Obviously my interest being in all things antiques, interiors or furniture orientated.. There is an absolute wealth of knowledge shared on a trade orientated Tweet chat and also the rare opportunity to interact and gain advice along with the opinions of people at the very top of their chosen interest or profession, something you would have a tough time arranging in the real world...

I have logged in and interacted on a number of these now and learnt a great deal,  not so much about my own trade of antiques but far more importantly about the professions and highly talented people that surround it and without who my trade and livelihood would struggle greatly.
In the UK antiques trade that I've been involved in through thick and thin for the past couple of decades, we've sometimes sighed, tutted (like us Brits do) and not given the surrounding trades the respect they deserve. I'm learning fast that here it has to be different to succeed and the crossover between respective trades do seem far smoother than back home.
 Business relationships really do need to be built on mutual respect and social networking has the great ability to do this quickly.
 I was reminded of this at the end of the chat yesterday by leading Canadian interior designer Meredith Heron at , when after a tongue in cheek comment I made about interior designers driving a hard deal with dealers, she tweeted me back  “We all have to work together”.
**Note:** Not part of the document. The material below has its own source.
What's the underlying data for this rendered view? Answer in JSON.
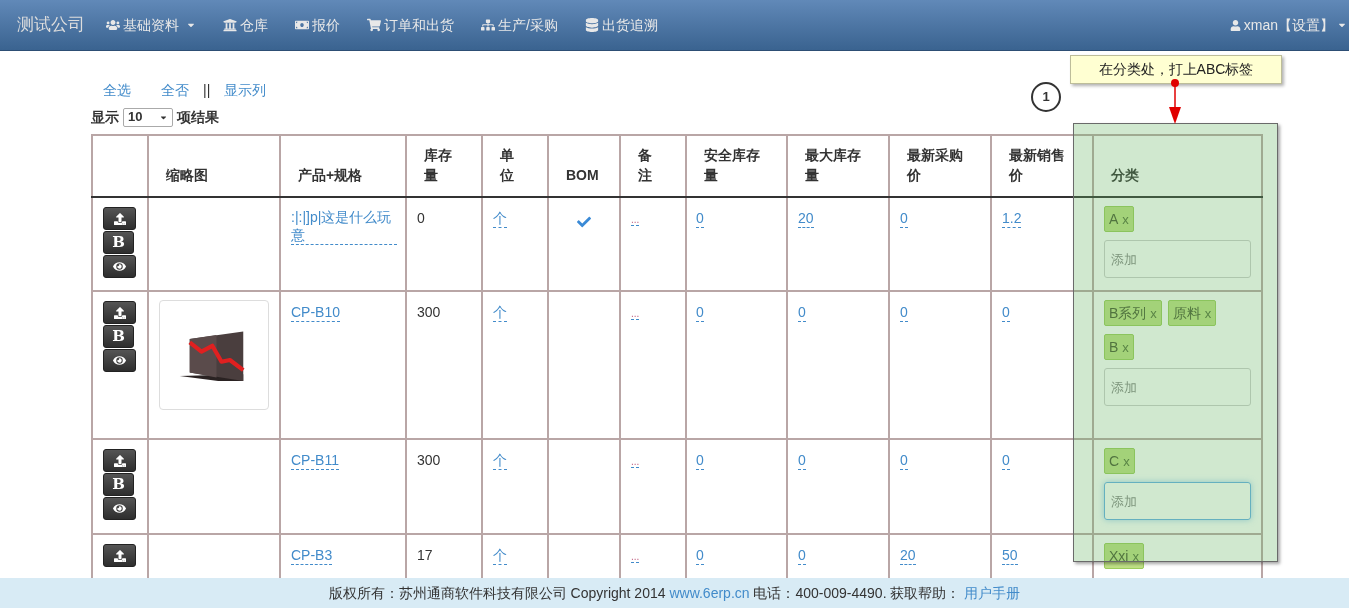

So folk like it or not, social networking is the future of many businesses, without it the likelihood of me being able to reinvent myself 5000 miles from where I actually started my business would be pretty much impossible.. Some of the people I interact with daily or at the very least weekly in my Twitter world, I hope to at some stage be more than just contacts and online friends but real life clients.. 

If your not on Twitter yet give it a go and look out for the many trade Tweet chat "hash tags" 2 of my favourites are; #designtv  & #interiordesignchat.

Tuesday, October 4, 2011

The Style of Chinoiserie

A Queen Anne Red Lacquered Chinoiserie Mirrored Cabinet on Chest circa 1710. Offered  By;

The interior and furniture style known as “Chinoiserie” (French for “In the Chinese taste”) has always fascinated me, the delicate hand painted work involved in producing each piece of furniture was and is a sign of the craftsmanship around both then and today.

An English Chinoiserie Painted Chest circa 1900's. Offered By;
An Early George III Oak Lacquered Chest on Chest in the style of Thomas Chippendale. Offered By;

A Little History

The fine art of Chinoiserie dates to around the early 1700's when throughout Europe there was a huge interest in all things Asian & Oriental. The wealthier of European artists travelled to the Orient to paint watercolours and record the colours they'd seen. These were in turn brought back to Europe and allowed people to see the unknown scenes and structures along with a wide range of colours. It didn't take the Oriental people very long to realise there was money to be made in Europe and by around the 1730's finely hand painted wallpaper was being exported from China.
English "Chinoiserie" Lacquered & Parcel Gilt  Tall Case Clock. Offered  By;

Very quickly Chinese interiors became vogue and most important residences in Europe had them in at least one room to display the treasures they had gathered from decadent trips to the Far East.
Soon furniture was being finely decorated throughout Europe and some of the most prestigious furniture makers such as Thomas Chippendale were producing “Chinoiserie” style furniture for clients. Surprisingly the vast majority of Chinoiserie decoration was applied within Europe rather than in the Far East.

(Above & Below)  A Very Fine English Red Papier Mache Tray on Stand  circa 1840. Offered  By;


After being slightly out of fashion for a few years at last Chinoiserie seems to be making some what of a comeback, and its great to see. It is also fantastic to see new styles of an old classic being tastefully designed .... 
A Pair of Red Tea Tin Lamps c1890. Offered By;
Winged Chinoiserie Wallpaper, Available from;